Airport security lines, it turns out, are a fantastic venue for scientists to try their hand at outreach. Various scientists are said to have claimed that you don t really understand something if you can t explain it to your grandmother, a barmaid, a six-year-old, and other such sexist or ageist variants. But how about this: can you successfully explain it to an TSA official someone who not only might have no background in science, but also strongly suspects that you might be a national security threat? Can you justify your research in the face of questions like What are you doing? or Why are you doing it? or Why are you taking that onto a plane? Cohn did pretty well to the four assembled TSA agents who started quizzing him about his mouse penis. They noticed that the translucent object had a white tube inside it, and asked if it was a bone. It was indeed the baculum. I explained to them that most other mammals have a bone in the penis and humans have lost them, says Cohn. I do outreach at the drop of a hat, and I m ready to teach a bit of evolution to the TSA if they re interested. And they were freaking out. Eventually, Cohn asked if he was free to go.

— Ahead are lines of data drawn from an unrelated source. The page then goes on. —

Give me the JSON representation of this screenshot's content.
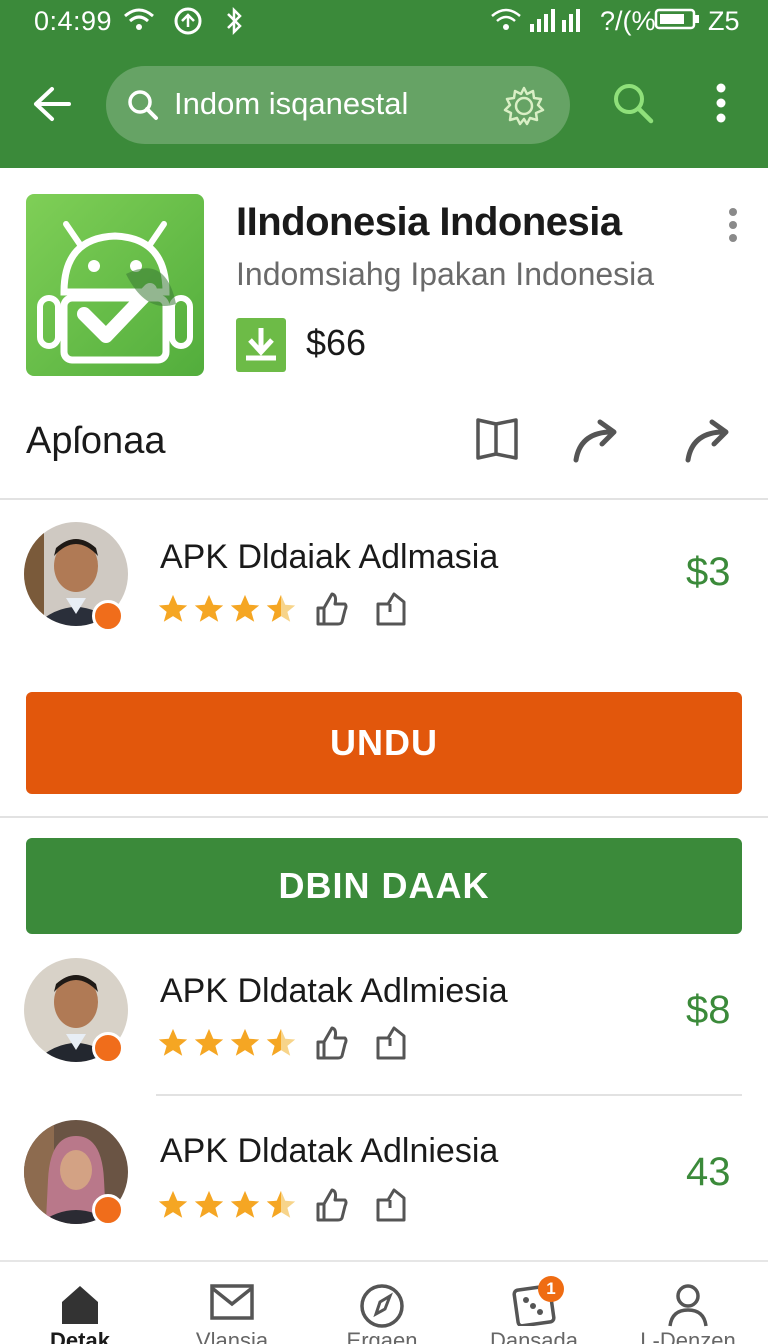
{
  "status_bar": {
    "time": "0:4:99",
    "signal_text": "?/(%",
    "battery_text": "Z5"
  },
  "toolbar": {
    "search_text": "Indom isqanestal",
    "icons": [
      "back-arrow-icon",
      "search-icon",
      "settings-gear-icon",
      "search-icon",
      "more-vert-icon"
    ]
  },
  "app": {
    "title": "IIndonesia Indonesia",
    "subtitle": "Indomsiahg Ipakan Indonesia",
    "price": "$66"
  },
  "section": {
    "title": "Apſonaa"
  },
  "reviews": [
    {
      "title": "APK Dldaiak Adlmasia",
      "price": "$3",
      "rating": 3.5
    },
    {
      "title": "APK Dldatak Adlmiesia",
      "price": "$8",
      "rating": 3.5
    },
    {
      "title": "APK Dldatak Adlniesia",
      "price": "43",
      "rating": 3.5
    }
  ],
  "buttons": {
    "download_label": "UNDU",
    "secondary_label": "DBIN DAAK"
  },
  "bottom_nav": {
    "items": [
      {
        "label": "Detak",
        "icon": "home-icon",
        "active": true
      },
      {
        "label": "Vlansia",
        "icon": "mail-icon",
        "active": false
      },
      {
        "label": "Ergaen",
        "icon": "compass-icon",
        "active": false
      },
      {
        "label": "Dansada",
        "icon": "dice-icon",
        "active": false,
        "badge": "1"
      },
      {
        "label": "L-Denzen",
        "icon": "person-icon",
        "active": false
      }
    ]
  },
  "colors": {
    "primary_green": "#3b8a3a",
    "accent_orange": "#e2570c",
    "star": "#f5a623"
  }
}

You are, said the agent who first looked inside his bag. And then: I gotta go on break, my mind is blown.
- ^ the bag was pulled (twitter.com)
- ^ full of tales like this (www.forbes.com)
- ^ 3-D-printed mold of a dolphin vagina (gizmodo.com)
- ^ a call for stories (twitter.com)
- ^ monkey pee (twitter.com)
- ^ chameleon and skate embryos (twitter.com)
- ^ 5,000 year old human bones (twitter.com)
- ^ bunch of rocks (twitter.com)
- ^ because he was carrying his Nobel Prize (blogs.scientificamerican.com)
- ^ Lucy (www.theatlantic.com)
- ^ In a memoir (books.google.com)
- ^ University of Connecticut (uconn.edu)
- ^ suspicious (twitter.com)
- ^ The bio-logging collars that (twitter.com)
- ^ D500x bat detector (www.batmanagement.com)